The video I shoot is high definition. There’s no tape anymore — at least for me — and the video files are saved directly to SDHC cards. Using cameras such as the Panasonic AG-HMC40 and DMC-GH1, the video is compressed using AVCHD. It’s great in that file sizes are kept to a manageable size. It’s not so great in that your editing computer has to be extremely fast to work with.
Needing to upgrade my current system for this format, I decided to venture into the world of computer building. It’s a lot less expensive to piece everything together on your own — as long as you know what you’re doing. I already have the monitors and hard drives in my current computer, and needed everything else.
I’ve never done much in the way of computer hardware. Here and there, I’ve added RAM, swapped out hard drives, and put in a PCI card or two. But never anything as involved as working with the motherboard, CPU, power supply and the like. Then I found the wonderful site videoguys.com. They periodically post parts lists for DIY video editing computers, having done compatibility research and all kinds of other testing. For me, this was a Godsend — again, I really very little idea as to what I was doing.
I ordered the parts they recommended for their latest computer build, spread everything out on the floor, and buried myself in the manuals until I got it right. It went surprisingly smoothly — the only casualty being that I unknowingly sliced open a knuckle while digging around inside the case and bled all over the hard drives. It’s not really all that difficult once you know where everything goes and what needs to be plugged in where.

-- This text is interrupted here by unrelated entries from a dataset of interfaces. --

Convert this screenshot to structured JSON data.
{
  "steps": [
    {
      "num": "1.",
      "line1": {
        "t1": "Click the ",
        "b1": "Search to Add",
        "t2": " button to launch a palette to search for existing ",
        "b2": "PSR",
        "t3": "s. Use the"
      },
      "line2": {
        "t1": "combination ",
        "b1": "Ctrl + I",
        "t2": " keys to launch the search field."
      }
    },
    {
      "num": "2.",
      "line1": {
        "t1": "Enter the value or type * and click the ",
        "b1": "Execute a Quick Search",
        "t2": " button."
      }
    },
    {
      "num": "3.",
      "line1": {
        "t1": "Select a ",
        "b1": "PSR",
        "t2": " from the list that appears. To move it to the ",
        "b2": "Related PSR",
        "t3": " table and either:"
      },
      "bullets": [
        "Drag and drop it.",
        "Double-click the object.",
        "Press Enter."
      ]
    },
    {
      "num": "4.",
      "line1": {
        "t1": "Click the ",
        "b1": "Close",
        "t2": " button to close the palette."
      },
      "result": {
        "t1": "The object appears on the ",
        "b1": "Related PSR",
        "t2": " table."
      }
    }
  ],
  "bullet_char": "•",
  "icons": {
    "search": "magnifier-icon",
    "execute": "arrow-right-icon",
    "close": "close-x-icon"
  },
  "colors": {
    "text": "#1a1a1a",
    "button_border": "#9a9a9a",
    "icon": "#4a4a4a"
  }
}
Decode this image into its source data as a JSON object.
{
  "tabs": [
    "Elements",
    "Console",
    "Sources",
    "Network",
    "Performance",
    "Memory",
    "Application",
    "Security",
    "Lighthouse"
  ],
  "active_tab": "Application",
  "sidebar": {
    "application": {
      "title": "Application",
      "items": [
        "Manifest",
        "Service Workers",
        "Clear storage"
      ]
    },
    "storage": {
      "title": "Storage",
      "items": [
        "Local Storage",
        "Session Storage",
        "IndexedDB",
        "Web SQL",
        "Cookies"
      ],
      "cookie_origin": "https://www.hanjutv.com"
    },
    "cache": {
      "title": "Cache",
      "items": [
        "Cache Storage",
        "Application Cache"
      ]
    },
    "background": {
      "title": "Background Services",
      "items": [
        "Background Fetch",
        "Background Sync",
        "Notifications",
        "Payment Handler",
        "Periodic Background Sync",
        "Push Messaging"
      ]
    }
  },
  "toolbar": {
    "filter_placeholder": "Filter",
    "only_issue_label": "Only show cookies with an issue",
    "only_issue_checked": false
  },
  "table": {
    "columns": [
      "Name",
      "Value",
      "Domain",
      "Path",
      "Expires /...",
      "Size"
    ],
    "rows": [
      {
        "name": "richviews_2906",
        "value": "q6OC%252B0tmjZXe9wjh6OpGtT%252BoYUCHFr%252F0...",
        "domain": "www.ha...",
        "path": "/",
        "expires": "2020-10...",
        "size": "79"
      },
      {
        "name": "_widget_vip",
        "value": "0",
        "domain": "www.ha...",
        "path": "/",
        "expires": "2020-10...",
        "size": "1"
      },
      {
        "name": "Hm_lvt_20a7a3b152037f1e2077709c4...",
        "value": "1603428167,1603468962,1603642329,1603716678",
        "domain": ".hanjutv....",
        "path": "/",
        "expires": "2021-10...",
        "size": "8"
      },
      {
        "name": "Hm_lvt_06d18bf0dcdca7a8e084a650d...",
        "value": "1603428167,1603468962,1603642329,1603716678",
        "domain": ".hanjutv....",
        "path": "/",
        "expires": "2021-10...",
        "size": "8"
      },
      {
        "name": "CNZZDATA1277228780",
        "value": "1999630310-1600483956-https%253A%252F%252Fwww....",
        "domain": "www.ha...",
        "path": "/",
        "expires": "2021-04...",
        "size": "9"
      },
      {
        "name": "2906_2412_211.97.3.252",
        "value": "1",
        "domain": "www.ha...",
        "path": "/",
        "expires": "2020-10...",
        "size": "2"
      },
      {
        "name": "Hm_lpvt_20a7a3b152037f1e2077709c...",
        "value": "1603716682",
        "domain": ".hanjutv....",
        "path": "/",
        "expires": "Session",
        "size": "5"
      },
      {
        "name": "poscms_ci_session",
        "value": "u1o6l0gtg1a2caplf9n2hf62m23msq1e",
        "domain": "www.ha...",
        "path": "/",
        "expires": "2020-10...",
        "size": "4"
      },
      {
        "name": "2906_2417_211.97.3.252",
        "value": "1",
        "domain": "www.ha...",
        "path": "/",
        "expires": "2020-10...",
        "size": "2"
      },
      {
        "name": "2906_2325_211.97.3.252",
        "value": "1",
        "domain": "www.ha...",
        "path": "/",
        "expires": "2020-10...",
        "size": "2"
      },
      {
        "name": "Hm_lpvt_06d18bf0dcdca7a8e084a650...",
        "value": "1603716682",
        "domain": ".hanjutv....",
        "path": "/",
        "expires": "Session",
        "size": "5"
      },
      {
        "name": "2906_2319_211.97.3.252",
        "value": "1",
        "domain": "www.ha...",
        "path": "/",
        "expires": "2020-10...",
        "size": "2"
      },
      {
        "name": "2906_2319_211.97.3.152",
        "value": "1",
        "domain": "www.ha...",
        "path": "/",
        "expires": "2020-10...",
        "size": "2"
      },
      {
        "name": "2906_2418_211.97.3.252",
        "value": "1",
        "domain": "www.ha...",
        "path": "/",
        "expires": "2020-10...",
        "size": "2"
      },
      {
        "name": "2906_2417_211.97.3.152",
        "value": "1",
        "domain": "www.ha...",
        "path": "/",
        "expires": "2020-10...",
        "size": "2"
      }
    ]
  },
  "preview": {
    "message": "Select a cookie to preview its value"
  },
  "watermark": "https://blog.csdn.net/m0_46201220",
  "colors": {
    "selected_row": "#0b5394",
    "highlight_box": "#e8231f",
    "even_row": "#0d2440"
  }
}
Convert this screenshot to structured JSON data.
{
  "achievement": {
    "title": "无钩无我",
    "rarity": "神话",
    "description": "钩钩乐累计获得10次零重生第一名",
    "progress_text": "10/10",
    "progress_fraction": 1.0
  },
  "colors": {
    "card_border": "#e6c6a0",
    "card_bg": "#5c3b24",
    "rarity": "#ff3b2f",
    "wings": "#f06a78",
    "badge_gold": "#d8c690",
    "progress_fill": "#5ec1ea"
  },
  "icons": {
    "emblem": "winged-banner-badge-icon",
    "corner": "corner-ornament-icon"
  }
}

Now I have an insanely fast machine that will eat streams of 1080p video for breakfast and beg for more. Plus I have much more confidence in messing around inside the case of a computer. And it all came at a small fraction of the cost of any turnkey editing system out there. If you have the guts, I highly recommend going the DIY route!